=== ACTIVITY ===
Using the data below, return all lines in which "sprzedaży" appears.

Dataset rows describing interfaces:
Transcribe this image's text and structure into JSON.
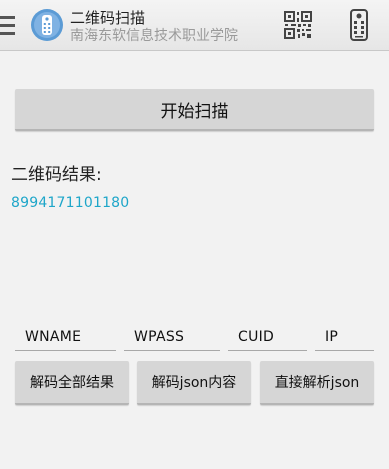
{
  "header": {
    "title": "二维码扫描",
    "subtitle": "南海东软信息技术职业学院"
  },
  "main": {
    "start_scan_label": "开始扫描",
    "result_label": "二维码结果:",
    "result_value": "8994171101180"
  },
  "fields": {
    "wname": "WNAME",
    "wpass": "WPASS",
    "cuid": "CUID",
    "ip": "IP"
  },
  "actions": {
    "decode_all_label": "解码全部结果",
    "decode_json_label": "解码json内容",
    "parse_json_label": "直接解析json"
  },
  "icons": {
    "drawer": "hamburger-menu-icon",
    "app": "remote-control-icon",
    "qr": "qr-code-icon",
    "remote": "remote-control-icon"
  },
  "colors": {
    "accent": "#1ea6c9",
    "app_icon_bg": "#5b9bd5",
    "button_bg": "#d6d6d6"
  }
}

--

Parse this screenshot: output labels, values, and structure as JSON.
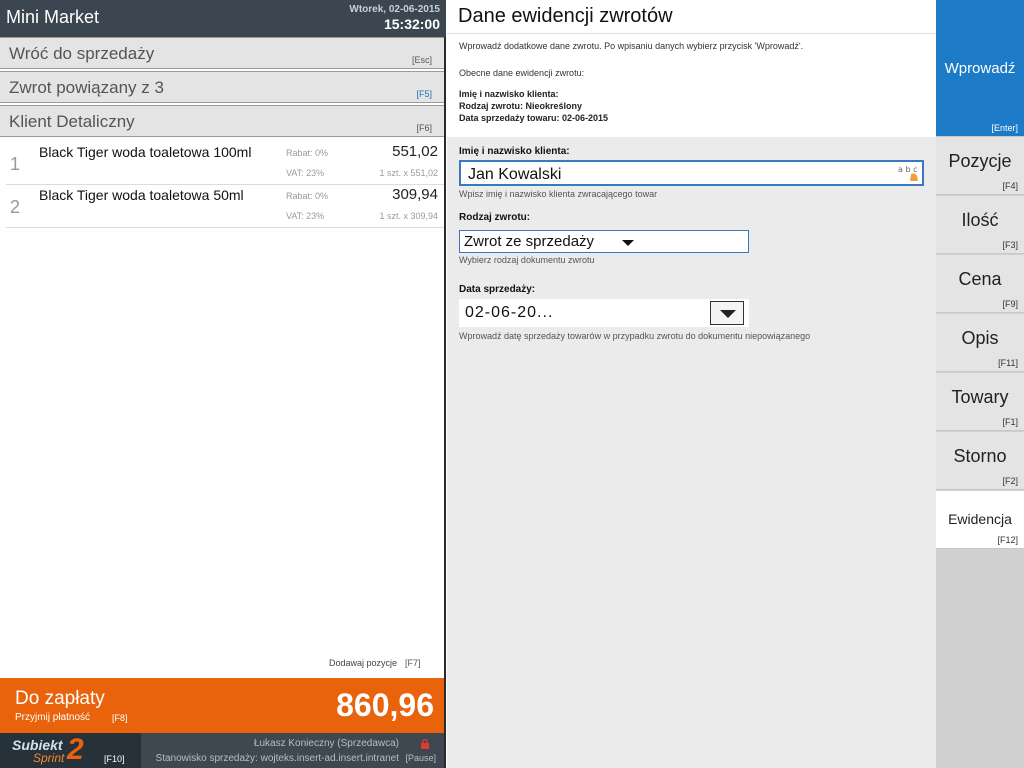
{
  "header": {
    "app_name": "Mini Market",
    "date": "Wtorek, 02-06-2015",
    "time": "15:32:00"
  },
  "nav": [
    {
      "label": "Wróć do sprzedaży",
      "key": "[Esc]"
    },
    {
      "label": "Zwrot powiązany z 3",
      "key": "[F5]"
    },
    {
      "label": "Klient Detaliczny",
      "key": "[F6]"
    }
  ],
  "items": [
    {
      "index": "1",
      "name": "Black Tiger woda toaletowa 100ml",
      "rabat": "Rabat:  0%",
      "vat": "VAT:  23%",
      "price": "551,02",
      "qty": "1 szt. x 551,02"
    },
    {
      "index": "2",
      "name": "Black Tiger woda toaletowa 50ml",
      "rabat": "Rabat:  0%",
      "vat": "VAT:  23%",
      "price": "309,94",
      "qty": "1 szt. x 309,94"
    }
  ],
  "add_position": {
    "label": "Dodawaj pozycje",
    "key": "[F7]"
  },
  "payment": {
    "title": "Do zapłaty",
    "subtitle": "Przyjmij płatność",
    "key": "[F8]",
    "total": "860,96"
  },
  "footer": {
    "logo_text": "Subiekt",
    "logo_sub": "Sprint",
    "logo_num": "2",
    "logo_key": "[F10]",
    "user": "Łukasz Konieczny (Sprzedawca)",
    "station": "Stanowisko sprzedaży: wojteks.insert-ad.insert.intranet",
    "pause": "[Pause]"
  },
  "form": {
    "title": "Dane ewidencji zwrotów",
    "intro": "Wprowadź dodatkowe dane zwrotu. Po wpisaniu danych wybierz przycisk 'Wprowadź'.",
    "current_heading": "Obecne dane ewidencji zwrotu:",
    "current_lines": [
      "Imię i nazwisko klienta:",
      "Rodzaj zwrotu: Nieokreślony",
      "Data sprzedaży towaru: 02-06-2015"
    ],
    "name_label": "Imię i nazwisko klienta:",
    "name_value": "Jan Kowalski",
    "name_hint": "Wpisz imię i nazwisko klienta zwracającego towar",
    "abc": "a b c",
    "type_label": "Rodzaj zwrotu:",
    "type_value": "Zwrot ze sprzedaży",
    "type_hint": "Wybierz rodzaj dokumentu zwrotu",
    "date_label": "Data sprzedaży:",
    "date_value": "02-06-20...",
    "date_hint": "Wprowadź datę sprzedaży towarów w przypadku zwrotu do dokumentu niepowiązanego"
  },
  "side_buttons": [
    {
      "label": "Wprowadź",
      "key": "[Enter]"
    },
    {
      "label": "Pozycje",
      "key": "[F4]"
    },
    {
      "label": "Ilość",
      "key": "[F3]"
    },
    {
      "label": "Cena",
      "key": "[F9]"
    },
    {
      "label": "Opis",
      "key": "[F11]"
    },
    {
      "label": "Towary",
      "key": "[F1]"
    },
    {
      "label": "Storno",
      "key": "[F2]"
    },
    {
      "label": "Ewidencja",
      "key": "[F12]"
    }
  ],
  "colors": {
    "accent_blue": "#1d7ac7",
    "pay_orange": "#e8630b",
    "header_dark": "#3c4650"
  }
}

=== TASK SOLUTION ===
      "label": "Wróć do sprzedaży",
    "station": "Stanowisko sprzedaży: wojteks.insert-ad.insert.intranet",
      "Data sprzedaży towaru: 02-06-2015"
    "type_value": "Zwrot ze sprzedaży",
    "date_label": "Data sprzedaży:",
    "date_hint": "Wprowadź datę sprzedaży towarów w przypadku zwrotu do dokumentu niepowiązanego"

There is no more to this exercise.